Posts Uncategorized

Consumer Group urges DTI to recall Moto Propio Safeguards Duty Petition on Imported Cement

Laban Konsyumer Inc., (LKI) a consumer protection group, had entered its intervention in the moto propio petition filed by the DTI Secretary who initiated a safeguard duty investigation on imported cement sans any application from the local cement industry. LKI is considering elevating the DTI action to the President and the Philippine Competition Commission. The 2 pages LKI intervention was received by the Bureau of Import Services on September 27, 2018, a Bureau reporting directly to the DTI Secretary and acknowledged received by the BIS Director on October 2, 2018.

Dimagiba said that the cement importers cannot commit to the demand of the government B3 projects as well as private developers for long term supply contracts due to the pending petition for the imposition of safeguard duty. The imposition of the safeguard duty is detrimental to the consumers and can create shortages in the supply of cement that can derail private and infrastructure projects and can increase retail prices. Dimagiba added that the DTI should ensure the completion of the expansion of local plant capacities before starting a safeguard duty investigation on imported cement.

Dimagiba himself has a more than 2 year old complaint pending with the Philippine Competition Commission against the members of the Cement Manufacturers Association of the Philippines or Cemap, which earlier determined preliminary findings to proceed to a full investigation. R.A. 10667, or the Philippine Competition Act, was passed in 2015 and the Philippine Competition Commission is tasked to punish anti-competitive conduct against those who practice cartel. In the meantime, Dimagiba says that the Philippine government should freely allow cement imports to protect the greater interest of Filipino consumers.

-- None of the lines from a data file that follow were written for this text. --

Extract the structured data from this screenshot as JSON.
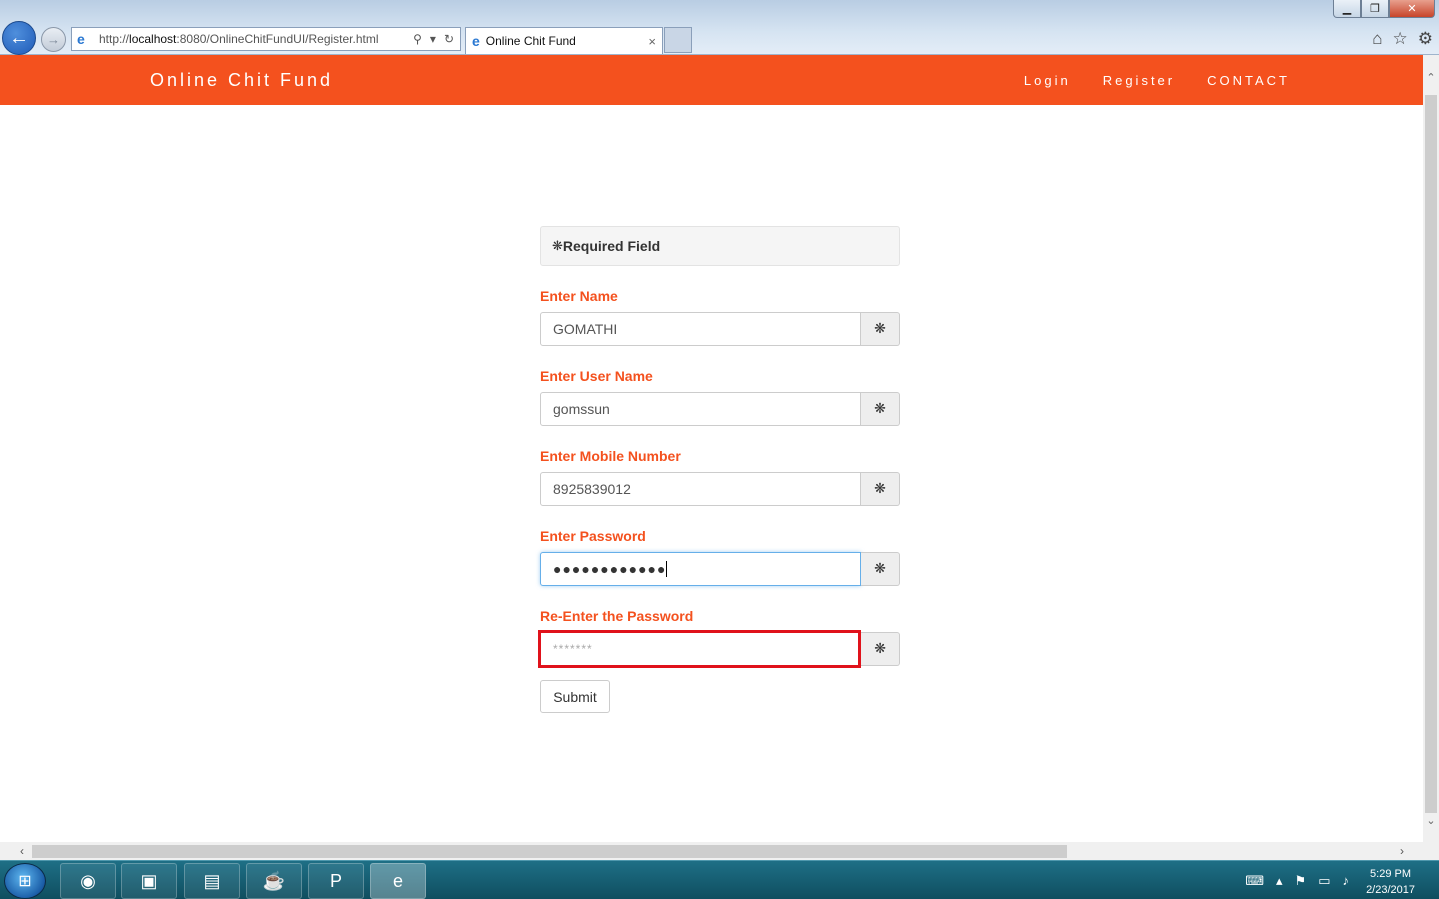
{
  "browser": {
    "url_prefix": "http://",
    "url_host": "localhost",
    "url_rest": ":8080/OnlineChitFundUI/Register.html",
    "tab_title": "Online Chit Fund",
    "tab_close": "×"
  },
  "site": {
    "brand": "Online Chit Fund",
    "nav": [
      "Login",
      "Register",
      "CONTACT"
    ]
  },
  "form": {
    "required_note": "Required Field",
    "required_mark": "❋",
    "fields": [
      {
        "label": "Enter Name",
        "value": "GOMATHI"
      },
      {
        "label": "Enter User Name",
        "value": "gomssun"
      },
      {
        "label": "Enter Mobile Number",
        "value": "8925839012"
      },
      {
        "label": "Enter Password",
        "value": "●●●●●●●●●●●●"
      },
      {
        "label": "Re-Enter the Password",
        "placeholder": "*******"
      }
    ],
    "submit_label": "Submit"
  },
  "taskbar": {
    "time": "5:29 PM",
    "date": "2/23/2017"
  }
}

At the aftermath of the Asian financial crises in 1997, the country’s cement industry fell into the hands of multinationals Cemex, LaFarge-Holcim and CRH. Multinationals control 70% more or less the country’s production capacity.

These companies have been fined or investigated continuously for their involvement in cement cartels worldwide according to Atty. Victorio Mario A. Dimagiba, President of LKI.

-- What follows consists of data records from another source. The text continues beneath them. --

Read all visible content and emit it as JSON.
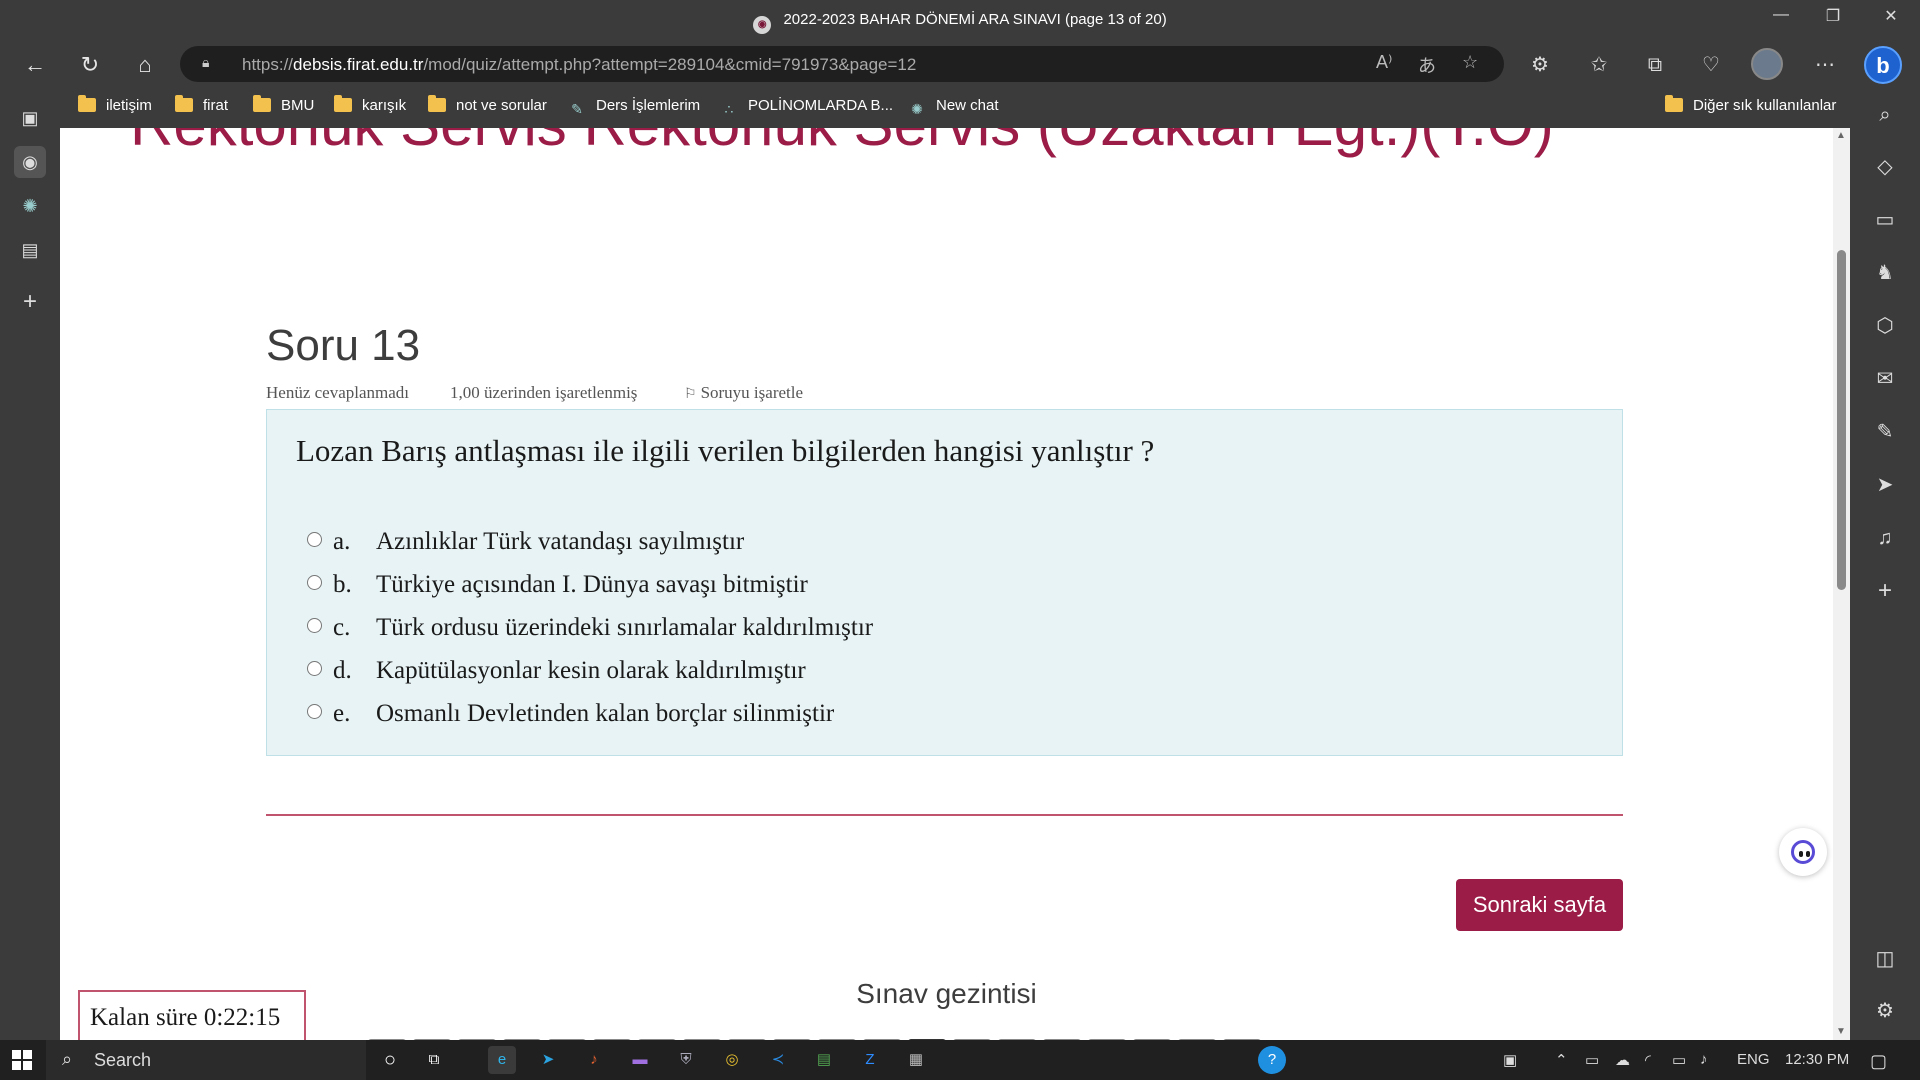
{
  "window": {
    "title": "2022-2023 BAHAR DÖNEMİ ARA SINAVI (page 13 of 20)",
    "controls": [
      "—",
      "❐",
      "✕"
    ]
  },
  "browser": {
    "url_domain": "debsis.firat.edu.tr",
    "url_prefix": "https://",
    "url_path": "/mod/quiz/attempt.php?attempt=289104&cmid=791973&page=12"
  },
  "bookmarks": [
    {
      "label": "iletişim",
      "type": "folder"
    },
    {
      "label": "firat",
      "type": "folder"
    },
    {
      "label": "BMU",
      "type": "folder"
    },
    {
      "label": "karışık",
      "type": "folder"
    },
    {
      "label": "not ve sorular",
      "type": "folder"
    },
    {
      "label": "Ders İşlemlerim",
      "type": "link"
    },
    {
      "label": "POLİNOMLARDA B...",
      "type": "link"
    },
    {
      "label": "New chat",
      "type": "link"
    },
    {
      "label": "Diğer sık kullanılanlar",
      "type": "folder"
    }
  ],
  "page": {
    "site_heading": "Rektörlük Servis Rektörlük Servis (Uzaktan Egt.)(T.Ö)",
    "question_title": "Soru 13",
    "status": "Henüz cevaplanmadı",
    "grade": "1,00 üzerinden işaretlenmiş",
    "flag_label": "Soruyu işaretle",
    "question_text": "Lozan Barış antlaşması ile ilgili verilen bilgilerden hangisi yanlıştır ?",
    "options": [
      {
        "letter": "a.",
        "text": "Azınlıklar Türk vatandaşı sayılmıştır"
      },
      {
        "letter": "b.",
        "text": "Türkiye açısından I. Dünya savaşı bitmiştir"
      },
      {
        "letter": "c.",
        "text": "Türk ordusu üzerindeki sınırlamalar kaldırılmıştır"
      },
      {
        "letter": "d.",
        "text": "Kapütülasyonlar kesin olarak kaldırılmıştır"
      },
      {
        "letter": "e.",
        "text": "Osmanlı Devletinden kalan borçlar silinmiştir"
      }
    ],
    "next_button": "Sonraki sayfa",
    "quiz_nav_title": "Sınav gezintisi",
    "timer": "Kalan süre 0:22:15"
  },
  "taskbar": {
    "search_label": "Search",
    "language": "ENG",
    "time": "12:30 PM"
  },
  "colors": {
    "brand": "#9a1c47",
    "question_bg": "#e7f3f5",
    "browser_chrome": "#3b3b3b"
  }
}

In November 2008 and December 2010, the European Commission launched raids and antitrust proceedings against Cemex, Holcim and Heidelberg, among others, for colluding to fix prices in 9 EU countries. In 2012, Mexico’s Antitrust Commission fined CEMEX P10.2 Million for monopolistic practices by blocking importation of cement. From 2007 to 2011, the UK Government reported that the competition between Lafarge, CEMEX and Hanson had caused its consumers £180 Million. In May 2014, Holcim was fined by Brazil’s Antitrust Authority in the sum of $508 Million. Earlier in 2007, Lafarge paid $43 Million in fine after agreeing to cease anti-competitive practices in Brazil. In 2011, the Polish Competition Court slapped CRH with a €21 Million fine for price fixing.

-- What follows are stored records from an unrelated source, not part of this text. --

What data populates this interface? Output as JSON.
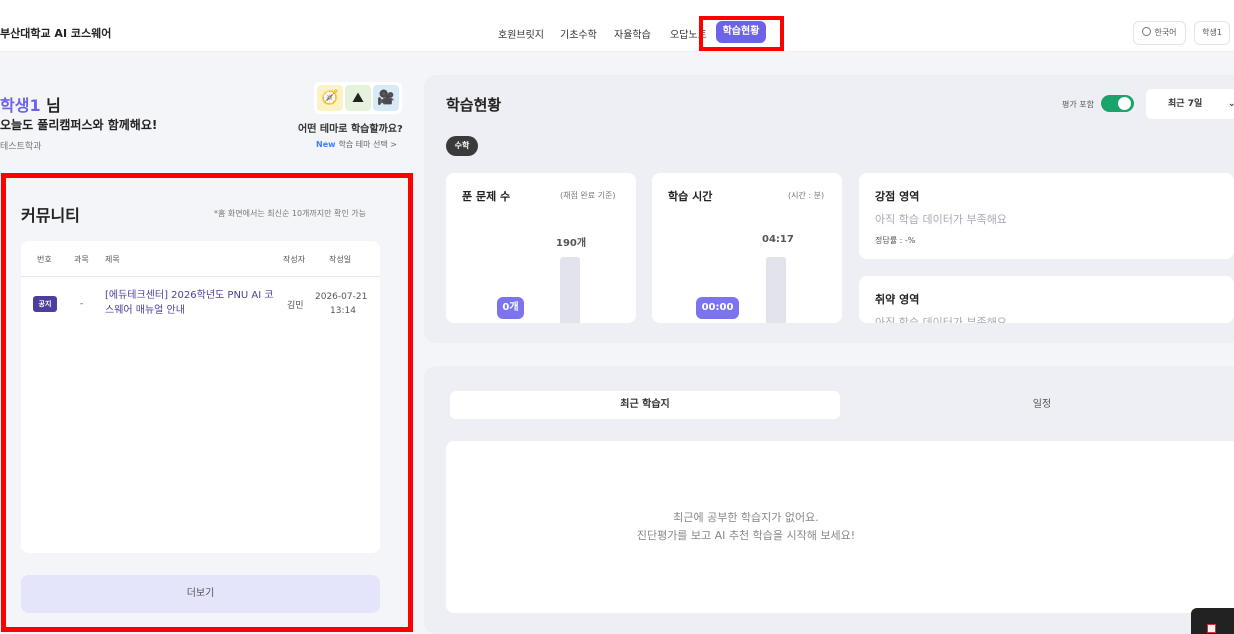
{
  "header": {
    "brand": "부산대학교 AI 코스웨어",
    "nav": [
      "호원브릿지",
      "기초수학",
      "자율학습",
      "오답노트"
    ],
    "nav_active": "학습현황",
    "lang": "한국어",
    "user": "학생1"
  },
  "profile": {
    "name": "학생1",
    "suffix": " 님",
    "greeting": "오늘도 풀리캠퍼스와 함께해요!",
    "dept": "테스트학과",
    "theme_question": "어떤 테마로 학습할까요?",
    "theme_new": "New",
    "theme_link": "학습 테마 선택 >",
    "theme_icons": [
      "compass-icon",
      "mountain-icon",
      "camera-icon"
    ]
  },
  "community": {
    "title": "커뮤니티",
    "note": "*홈 화면에서는 최신순 10개까지만 확인 가능",
    "headers": [
      "번호",
      "과목",
      "제목",
      "작성자",
      "작성일"
    ],
    "rows": [
      {
        "badge": "공지",
        "subject": "-",
        "title": "[에듀테크센터] 2026학년도 PNU AI 코스웨어 매뉴얼 안내",
        "author": "김민",
        "date": "2026-07-21",
        "time": "13:14"
      }
    ],
    "more": "더보기"
  },
  "status": {
    "title": "학습현황",
    "eval_label": "평가 포함",
    "toggle_on": true,
    "period": "최근 7일",
    "subject": "수학",
    "solved": {
      "title": "푼 문제 수",
      "note": "(채점 완료 기준)",
      "ref_value": "190개",
      "my_value": "0개"
    },
    "time": {
      "title": "학습 시간",
      "note": "(시간 : 분)",
      "ref_value": "04:17",
      "my_value": "00:00"
    },
    "strong": {
      "title": "강점 영역",
      "sub": "아직 학습 데이터가 부족해요",
      "rate": "정답률 : -%"
    },
    "weak": {
      "title": "취약 영역",
      "sub": "아직 학습 데이터가 부족해요"
    }
  },
  "lower": {
    "tab_active": "최근 학습지",
    "tab_other": "일정",
    "empty_line1": "최근에 공부한 학습지가 없어요.",
    "empty_line2": "진단평가를 보고 AI 추천 학습을 시작해 보세요!"
  },
  "colors": {
    "accent": "#6c63e8",
    "highlight": "#ff0000",
    "toggle": "#1aa36b"
  }
}
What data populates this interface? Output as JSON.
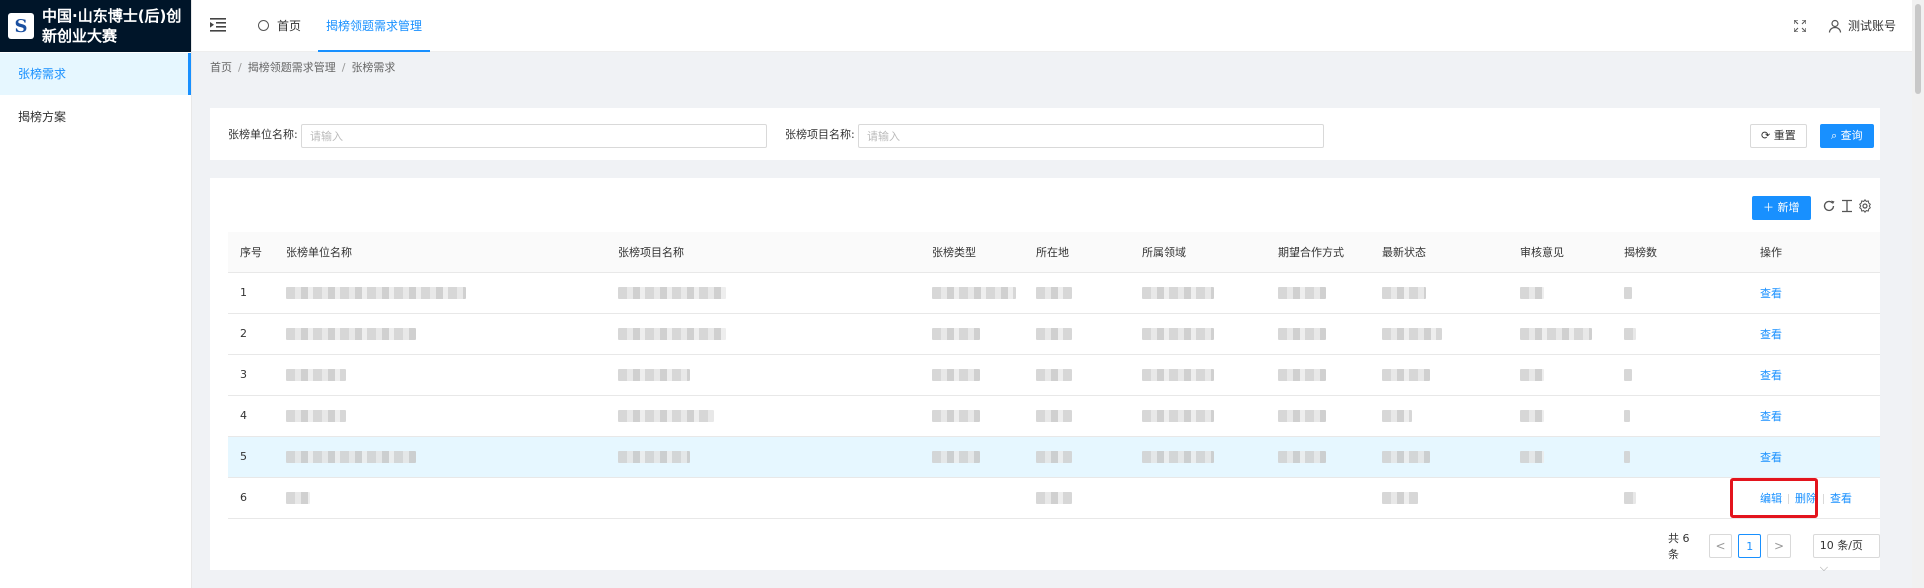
{
  "app": {
    "logo_glyph": "S",
    "title_line1": "中国·山东博士(后)创",
    "title_line2": "新创业大赛"
  },
  "sidebar": {
    "items": [
      {
        "label": "张榜需求",
        "active": true
      },
      {
        "label": "揭榜方案",
        "active": false
      }
    ]
  },
  "header": {
    "home_tab": "首页",
    "active_tab": "揭榜领题需求管理",
    "user_name": "测试账号"
  },
  "breadcrumb": [
    "首页",
    "揭榜领题需求管理",
    "张榜需求"
  ],
  "search": {
    "field1_label": "张榜单位名称:",
    "field1_placeholder": "请输入",
    "field2_label": "张榜项目名称:",
    "field2_placeholder": "请输入",
    "reset_label": "重置",
    "query_label": "查询"
  },
  "toolbar": {
    "add_label": "新增"
  },
  "table": {
    "columns": [
      "序号",
      "张榜单位名称",
      "张榜项目名称",
      "张榜类型",
      "所在地",
      "所属领域",
      "期望合作方式",
      "最新状态",
      "审核意见",
      "揭榜数",
      "操作"
    ],
    "rows": [
      {
        "index": "1",
        "actions": [
          "查看"
        ]
      },
      {
        "index": "2",
        "actions": [
          "查看"
        ]
      },
      {
        "index": "3",
        "actions": [
          "查看"
        ]
      },
      {
        "index": "4",
        "actions": [
          "查看"
        ]
      },
      {
        "index": "5",
        "actions": [
          "查看"
        ],
        "highlighted": true
      },
      {
        "index": "6",
        "actions": [
          "编辑",
          "删除",
          "查看"
        ]
      }
    ]
  },
  "pagination": {
    "total_text": "共 6 条",
    "current_page": "1",
    "prev_glyph": "<",
    "next_glyph": ">",
    "page_size": "10 条/页"
  },
  "colors": {
    "primary": "#1890ff",
    "sidebar_header": "#001529",
    "highlight_row": "#e6f7ff",
    "annotation": "#e3141d"
  }
}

On July 24, 2017, an antitrust lawsuit was filed before the US Federal States’ Atlanta Federal Court against cement cartel group comprising of Argos, Holcim, and Cemex after they agreed to fix prices and conspired to monopolize the market. On August 26, 2017, the Chinese government slapped CRH with an €8 Million fine for cement price fixing.

Recently or on April 6, 2018, the Superintendent of Industry and Commerce of Colombia imposed a fine of P200 Million to Argos, Holcim, and Cemex for cartelizing cement prices in the modality of conscious parallelism.

Just last month or in November 2018, Romania Competition Council conducted raids at the headquarters of Holcim, CRH, and Heidelberg Cement to look for evidence of collusion as part of an investigation into anti-competitive agreement for possible coordination of prices among the three companies since 2010.

“The DTI must implement strict quality standards on local cement to ensure compliance to product standards, and to guard against the use of waste materials, fly ash from coal plants as well as lahar sand. On the other hand, imported cement are subjected to double testing certification, first, at point of origin and second, at the discharge ports. This redounds to the benefit of the consumers in terms of stable, quality and competitive prices as well as a choice of what cement to buy and use ” Dimagiba says.